- WHAT YOU WILL DO: Each entry needs to be restated exactly as written.

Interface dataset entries

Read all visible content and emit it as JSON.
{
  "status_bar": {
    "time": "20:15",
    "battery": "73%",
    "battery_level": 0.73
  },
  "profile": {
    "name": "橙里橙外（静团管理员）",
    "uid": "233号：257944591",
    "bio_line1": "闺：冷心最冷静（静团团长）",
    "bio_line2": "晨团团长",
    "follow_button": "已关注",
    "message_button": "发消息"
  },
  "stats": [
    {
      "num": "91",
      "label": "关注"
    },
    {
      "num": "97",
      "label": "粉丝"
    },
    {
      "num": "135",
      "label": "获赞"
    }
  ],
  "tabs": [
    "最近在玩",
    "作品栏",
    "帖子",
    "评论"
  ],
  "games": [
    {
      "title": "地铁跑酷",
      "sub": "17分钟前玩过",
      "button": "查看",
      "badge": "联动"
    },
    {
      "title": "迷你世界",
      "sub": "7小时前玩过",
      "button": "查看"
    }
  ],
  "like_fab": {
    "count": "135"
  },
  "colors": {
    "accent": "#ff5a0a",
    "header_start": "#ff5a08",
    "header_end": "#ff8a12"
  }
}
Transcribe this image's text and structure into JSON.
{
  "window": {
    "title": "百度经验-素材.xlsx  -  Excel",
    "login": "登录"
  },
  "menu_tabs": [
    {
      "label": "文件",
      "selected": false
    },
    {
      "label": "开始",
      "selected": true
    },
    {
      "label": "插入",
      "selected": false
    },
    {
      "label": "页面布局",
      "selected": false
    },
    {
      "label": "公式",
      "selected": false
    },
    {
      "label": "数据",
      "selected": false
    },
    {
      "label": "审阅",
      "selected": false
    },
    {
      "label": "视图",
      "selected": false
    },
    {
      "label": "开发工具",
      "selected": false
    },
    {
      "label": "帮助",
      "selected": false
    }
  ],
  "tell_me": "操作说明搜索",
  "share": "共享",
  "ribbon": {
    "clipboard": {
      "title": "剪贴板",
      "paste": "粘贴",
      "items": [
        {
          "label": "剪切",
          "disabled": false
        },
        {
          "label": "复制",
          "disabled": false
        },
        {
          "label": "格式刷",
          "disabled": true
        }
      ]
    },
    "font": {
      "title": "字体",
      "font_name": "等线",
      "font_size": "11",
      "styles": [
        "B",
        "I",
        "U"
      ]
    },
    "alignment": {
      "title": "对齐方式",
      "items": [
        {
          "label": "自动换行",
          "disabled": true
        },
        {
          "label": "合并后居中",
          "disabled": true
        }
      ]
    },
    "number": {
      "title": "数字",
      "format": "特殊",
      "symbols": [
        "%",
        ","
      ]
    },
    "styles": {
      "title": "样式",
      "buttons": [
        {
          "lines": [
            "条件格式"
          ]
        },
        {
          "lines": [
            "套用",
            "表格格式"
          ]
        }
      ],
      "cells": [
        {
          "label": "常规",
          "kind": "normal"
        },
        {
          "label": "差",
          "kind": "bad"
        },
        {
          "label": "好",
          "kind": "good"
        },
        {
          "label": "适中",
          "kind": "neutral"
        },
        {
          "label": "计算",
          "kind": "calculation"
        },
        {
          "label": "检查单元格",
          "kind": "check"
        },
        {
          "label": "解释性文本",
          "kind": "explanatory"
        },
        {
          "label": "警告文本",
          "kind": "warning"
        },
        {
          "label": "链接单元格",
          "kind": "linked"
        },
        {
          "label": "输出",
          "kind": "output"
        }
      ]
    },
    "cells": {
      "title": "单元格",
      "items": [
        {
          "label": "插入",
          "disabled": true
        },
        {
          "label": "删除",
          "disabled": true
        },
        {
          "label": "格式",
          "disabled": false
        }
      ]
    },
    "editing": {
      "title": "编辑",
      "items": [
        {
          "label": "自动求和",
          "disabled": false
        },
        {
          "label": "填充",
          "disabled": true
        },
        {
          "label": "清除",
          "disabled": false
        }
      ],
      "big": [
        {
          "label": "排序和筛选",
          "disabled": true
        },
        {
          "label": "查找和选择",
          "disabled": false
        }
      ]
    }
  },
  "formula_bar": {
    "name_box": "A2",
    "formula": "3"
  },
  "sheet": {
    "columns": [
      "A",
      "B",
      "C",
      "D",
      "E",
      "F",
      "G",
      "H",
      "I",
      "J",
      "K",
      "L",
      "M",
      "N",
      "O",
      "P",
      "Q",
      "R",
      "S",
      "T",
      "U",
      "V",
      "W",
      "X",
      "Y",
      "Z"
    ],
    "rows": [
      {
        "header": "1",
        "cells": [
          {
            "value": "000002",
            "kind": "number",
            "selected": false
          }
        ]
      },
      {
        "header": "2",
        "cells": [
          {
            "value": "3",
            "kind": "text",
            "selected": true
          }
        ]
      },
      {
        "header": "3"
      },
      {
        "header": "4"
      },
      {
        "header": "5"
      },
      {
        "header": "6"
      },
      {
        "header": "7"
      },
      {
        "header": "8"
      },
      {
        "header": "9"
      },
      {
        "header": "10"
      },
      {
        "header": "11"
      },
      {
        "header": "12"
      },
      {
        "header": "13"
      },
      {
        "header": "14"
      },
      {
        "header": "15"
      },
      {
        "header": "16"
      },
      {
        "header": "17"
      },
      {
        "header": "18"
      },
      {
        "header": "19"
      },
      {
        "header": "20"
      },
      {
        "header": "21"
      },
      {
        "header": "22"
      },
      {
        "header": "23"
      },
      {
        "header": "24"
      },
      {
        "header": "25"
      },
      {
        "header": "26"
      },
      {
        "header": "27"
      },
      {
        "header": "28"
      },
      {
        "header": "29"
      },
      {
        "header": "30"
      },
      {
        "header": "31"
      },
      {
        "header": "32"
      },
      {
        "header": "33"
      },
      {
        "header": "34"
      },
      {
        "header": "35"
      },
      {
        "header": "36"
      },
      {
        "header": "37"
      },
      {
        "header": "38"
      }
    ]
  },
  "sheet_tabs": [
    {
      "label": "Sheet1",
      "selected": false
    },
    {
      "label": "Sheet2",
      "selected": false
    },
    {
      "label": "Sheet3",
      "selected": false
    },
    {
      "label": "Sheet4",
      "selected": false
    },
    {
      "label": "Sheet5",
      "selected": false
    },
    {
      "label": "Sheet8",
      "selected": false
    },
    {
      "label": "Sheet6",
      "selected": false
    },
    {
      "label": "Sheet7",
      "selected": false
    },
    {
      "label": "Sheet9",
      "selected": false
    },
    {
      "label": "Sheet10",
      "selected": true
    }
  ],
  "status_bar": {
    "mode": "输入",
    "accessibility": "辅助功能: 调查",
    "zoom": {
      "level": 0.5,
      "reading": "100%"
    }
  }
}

- TASK ANSWER:
Read all visible content and emit it as JSON.
{
  "status_bar": {
    "time": "20:15",
    "battery": "73%",
    "battery_level": 0.73
  },
  "profile": {
    "name": "橙里橙外（静团管理员）",
    "uid": "233号：257944591",
    "bio_line1": "闺：冷心最冷静（静团团长）",
    "bio_line2": "晨团团长",
    "follow_button": "已关注",
    "message_button": "发消息"
  },
  "stats": [
    {
      "num": "91",
      "label": "关注"
    },
    {
      "num": "97",
      "label": "粉丝"
    },
    {
      "num": "135",
      "label": "获赞"
    }
  ],
  "tabs": [
    "最近在玩",
    "作品栏",
    "帖子",
    "评论"
  ],
  "games": [
    {
      "title": "地铁跑酷",
      "sub": "17分钟前玩过",
      "button": "查看",
      "badge": "联动"
    },
    {
      "title": "迷你世界",
      "sub": "7小时前玩过",
      "button": "查看"
    }
  ],
  "like_fab": {
    "count": "135"
  },
  "colors": {
    "accent": "#ff5a0a",
    "header_start": "#ff5a08",
    "header_end": "#ff8a12"
  }
}
Transcribe this image's text and structure into JSON.
{
  "window": {
    "title": "百度经验-素材.xlsx  -  Excel",
    "login": "登录"
  },
  "menu_tabs": [
    {
      "label": "文件",
      "selected": false
    },
    {
      "label": "开始",
      "selected": true
    },
    {
      "label": "插入",
      "selected": false
    },
    {
      "label": "页面布局",
      "selected": false
    },
    {
      "label": "公式",
      "selected": false
    },
    {
      "label": "数据",
      "selected": false
    },
    {
      "label": "审阅",
      "selected": false
    },
    {
      "label": "视图",
      "selected": false
    },
    {
      "label": "开发工具",
      "selected": false
    },
    {
      "label": "帮助",
      "selected": false
    }
  ],
  "tell_me": "操作说明搜索",
  "share": "共享",
  "ribbon": {
    "clipboard": {
      "title": "剪贴板",
      "paste": "粘贴",
      "items": [
        {
          "label": "剪切",
          "disabled": false
        },
        {
          "label": "复制",
          "disabled": false
        },
        {
          "label": "格式刷",
          "disabled": true
        }
      ]
    },
    "font": {
      "title": "字体",
      "font_name": "等线",
      "font_size": "11",
      "styles": [
        "B",
        "I",
        "U"
      ]
    },
    "alignment": {
      "title": "对齐方式",
      "items": [
        {
          "label": "自动换行",
          "disabled": true
        },
        {
          "label": "合并后居中",
          "disabled": true
        }
      ]
    },
    "number": {
      "title": "数字",
      "format": "特殊",
      "symbols": [
        "%",
        ","
      ]
    },
    "styles": {
      "title": "样式",
      "buttons": [
        {
          "lines": [
            "条件格式"
          ]
        },
        {
          "lines": [
            "套用",
            "表格格式"
          ]
        }
      ],
      "cells": [
        {
          "label": "常规",
          "kind": "normal"
        },
        {
          "label": "差",
          "kind": "bad"
        },
        {
          "label": "好",
          "kind": "good"
        },
        {
          "label": "适中",
          "kind": "neutral"
        },
        {
          "label": "计算",
          "kind": "calculation"
        },
        {
          "label": "检查单元格",
          "kind": "check"
        },
        {
          "label": "解释性文本",
          "kind": "explanatory"
        },
        {
          "label": "警告文本",
          "kind": "warning"
        },
        {
          "label": "链接单元格",
          "kind": "linked"
        },
        {
          "label": "输出",
          "kind": "output"
        }
      ]
    },
    "cells": {
      "title": "单元格",
      "items": [
        {
          "label": "插入",
          "disabled": true
        },
        {
          "label": "删除",
          "disabled": true
        },
        {
          "label": "格式",
          "disabled": false
        }
      ]
    },
    "editing": {
      "title": "编辑",
      "items": [
        {
          "label": "自动求和",
          "disabled": false
        },
        {
          "label": "填充",
          "disabled": true
        },
        {
          "label": "清除",
          "disabled": false
        }
      ],
      "big": [
        {
          "label": "排序和筛选",
          "disabled": true
        },
        {
          "label": "查找和选择",
          "disabled": false
        }
      ]
    }
  },
  "formula_bar": {
    "name_box": "A2",
    "formula": "3"
  },
  "sheet": {
    "columns": [
      "A",
      "B",
      "C",
      "D",
      "E",
      "F",
      "G",
      "H",
      "I",
      "J",
      "K",
      "L",
      "M",
      "N",
      "O",
      "P",
      "Q",
      "R",
      "S",
      "T",
      "U",
      "V",
      "W",
      "X",
      "Y",
      "Z"
    ],
    "rows": [
      {
        "header": "1",
        "cells": [
          {
            "value": "000002",
            "kind": "number",
            "selected": false
          }
        ]
      },
      {
        "header": "2",
        "cells": [
          {
            "value": "3",
            "kind": "text",
            "selected": true
          }
        ]
      },
      {
        "header": "3"
      },
      {
        "header": "4"
      },
      {
        "header": "5"
      },
      {
        "header": "6"
      },
      {
        "header": "7"
      },
      {
        "header": "8"
      },
      {
        "header": "9"
      },
      {
        "header": "10"
      },
      {
        "header": "11"
      },
      {
        "header": "12"
      },
      {
        "header": "13"
      },
      {
        "header": "14"
      },
      {
        "header": "15"
      },
      {
        "header": "16"
      },
      {
        "header": "17"
      },
      {
        "header": "18"
      },
      {
        "header": "19"
      },
      {
        "header": "20"
      },
      {
        "header": "21"
      },
      {
        "header": "22"
      },
      {
        "header": "23"
      },
      {
        "header": "24"
      },
      {
        "header": "25"
      },
      {
        "header": "26"
      },
      {
        "header": "27"
      },
      {
        "header": "28"
      },
      {
        "header": "29"
      },
      {
        "header": "30"
      },
      {
        "header": "31"
      },
      {
        "header": "32"
      },
      {
        "header": "33"
      },
      {
        "header": "34"
      },
      {
        "header": "35"
      },
      {
        "header": "36"
      },
      {
        "header": "37"
      },
      {
        "header": "38"
      }
    ]
  },
  "sheet_tabs": [
    {
      "label": "Sheet1",
      "selected": false
    },
    {
      "label": "Sheet2",
      "selected": false
    },
    {
      "label": "Sheet3",
      "selected": false
    },
    {
      "label": "Sheet4",
      "selected": false
    },
    {
      "label": "Sheet5",
      "selected": false
    },
    {
      "label": "Sheet8",
      "selected": false
    },
    {
      "label": "Sheet6",
      "selected": false
    },
    {
      "label": "Sheet7",
      "selected": false
    },
    {
      "label": "Sheet9",
      "selected": false
    },
    {
      "label": "Sheet10",
      "selected": true
    }
  ],
  "status_bar": {
    "mode": "输入",
    "accessibility": "辅助功能: 调查",
    "zoom": {
      "level": 0.5,
      "reading": "100%"
    }
  }
}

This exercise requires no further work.